Most kids get angry sometimes. It’s a natural reaction when life feels hard or unfair. It’s also natural for the adults in charge to feel conflicted when it happens. They can feel irritated and want to help at the same time. Almost every youngster goes through a stage in which they have temper tantrums. From the “Terrible Twos” to the “stress of a new school,” most parents expect that their child would grow out of their rage and become calm and cheerful as they get older. There are some symptoms due to which we can diagnose anger in child. They become frustrated when they are unable to win or solve a problem and they blame their problems to others. As we know to get early diagnose anger in children will lead to the better treatment.
Psychometric self-reports, in which individuals answer to statements characterising their cognitions, feelings, attitudes, and behaviour, are the most commonly used method of assessing anger. The current research describes more on the Paediatric Anger Expression Scale (PAES). The PAES is a quick, objective, self-rating instrument. Anger—out, Anger—control, Anger—reflection, and Anger—suppression were identified as variables in factor analyses and best factor to assess the child’s anger. This factor structure validates the complexities of rage expression stylistics in youngsters. Males appear to be more likely to openly express their anger, whilst females appear to be more likely to respond to furious feelings with more reasonable responses in assessing the anger.
Anger is often a sign that kids are struggling with or frustrated about things beyond their control. They don’t react this way on purpose. It happens because they don’t yet have the skills to identify and cope with strong emotions.
Two common emotions that can lead to anger are anxiety and frustration. The key to helping is to find out what’s causing those feelings. Is it difficulty learning a task or skill? Or being slower than other kids to do things?
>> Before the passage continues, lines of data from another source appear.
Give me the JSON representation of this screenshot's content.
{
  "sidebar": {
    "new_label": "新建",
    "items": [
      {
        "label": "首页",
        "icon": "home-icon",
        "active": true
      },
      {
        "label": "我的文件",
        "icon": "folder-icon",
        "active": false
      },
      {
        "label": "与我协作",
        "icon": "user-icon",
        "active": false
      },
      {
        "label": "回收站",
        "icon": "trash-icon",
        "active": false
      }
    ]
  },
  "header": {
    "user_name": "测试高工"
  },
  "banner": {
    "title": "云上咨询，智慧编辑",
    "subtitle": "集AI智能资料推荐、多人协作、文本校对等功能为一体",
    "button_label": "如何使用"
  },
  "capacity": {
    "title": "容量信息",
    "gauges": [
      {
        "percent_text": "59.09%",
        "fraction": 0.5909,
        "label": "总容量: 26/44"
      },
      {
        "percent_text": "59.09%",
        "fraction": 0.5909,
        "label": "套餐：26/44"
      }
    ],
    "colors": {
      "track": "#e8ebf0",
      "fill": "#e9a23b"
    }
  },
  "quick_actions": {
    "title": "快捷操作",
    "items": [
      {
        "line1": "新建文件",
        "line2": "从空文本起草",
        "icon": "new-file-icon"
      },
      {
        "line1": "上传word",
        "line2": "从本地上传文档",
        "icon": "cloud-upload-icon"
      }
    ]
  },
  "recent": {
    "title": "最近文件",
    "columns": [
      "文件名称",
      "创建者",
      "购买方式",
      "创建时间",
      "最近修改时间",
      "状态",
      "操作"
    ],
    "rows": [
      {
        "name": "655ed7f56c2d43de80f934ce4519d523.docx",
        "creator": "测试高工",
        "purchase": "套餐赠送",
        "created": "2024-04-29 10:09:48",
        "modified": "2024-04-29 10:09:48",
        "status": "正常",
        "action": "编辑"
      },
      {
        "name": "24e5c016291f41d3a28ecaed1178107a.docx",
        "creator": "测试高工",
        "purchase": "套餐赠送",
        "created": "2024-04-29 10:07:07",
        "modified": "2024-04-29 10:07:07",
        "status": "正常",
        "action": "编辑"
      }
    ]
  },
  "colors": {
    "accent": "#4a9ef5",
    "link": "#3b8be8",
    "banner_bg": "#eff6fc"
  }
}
Understanding what’s behind the anger lets you respond in the best way possible. But it doesn’t always make it easier to cope with kids’ anger. Keep in mind that once they calm down, kids might feel ashamed of their behaviour or like they’re “bad.”
Occupational therapists will support these clients in finding new methods to cope with these feelings by offering opportunities to express emotions that aid in the modulation of antisocial responses and positive age-appropriate opportunities to explore and master the self and the world. First look at the occupational therapist near me that would be easier. Occupational therapist will assists children with physical, sensory, or cognitive disabilities. It enables them to complete everyday tasks such as eating, putting on shoes and socks, concentrating on learning, writing, and playing with toys or other children. Occupational therapists assist children with sensory experiences such as sight, smell, touch, sound, taste, and movement. And there are many ways to help kids who have frequent outbursts, both at home and at school.
Article submitted in conjunction with a speech and language pathologist.
FREQUENTLY ASKED QUESTIONS
Answers to some common questions
Generally, some individuals with autism may struggle with anger and aggression throughout their lives, while others may learn to cope with strategies and experience a reduction in these behaviors over time with appropriate support and interventions. It is important for individuals with autism to receive personalized care and support to address their specific needs.
Anger rumination in autism can be stopped by practicing mindfulness techniques, engaging in physical activity or hobbies, seeking professional help, and developing social support networks.
Autism is a complex condition that can cause anger in autistic individuals due to factors like sensory overload, communication difficulties, changes in routine, and difficulty processing emotions.
People with autism may get angry easily due to difficulty with sensory processing, communication challenges, social difficulties, difficulty regulating emotions, and anxiety.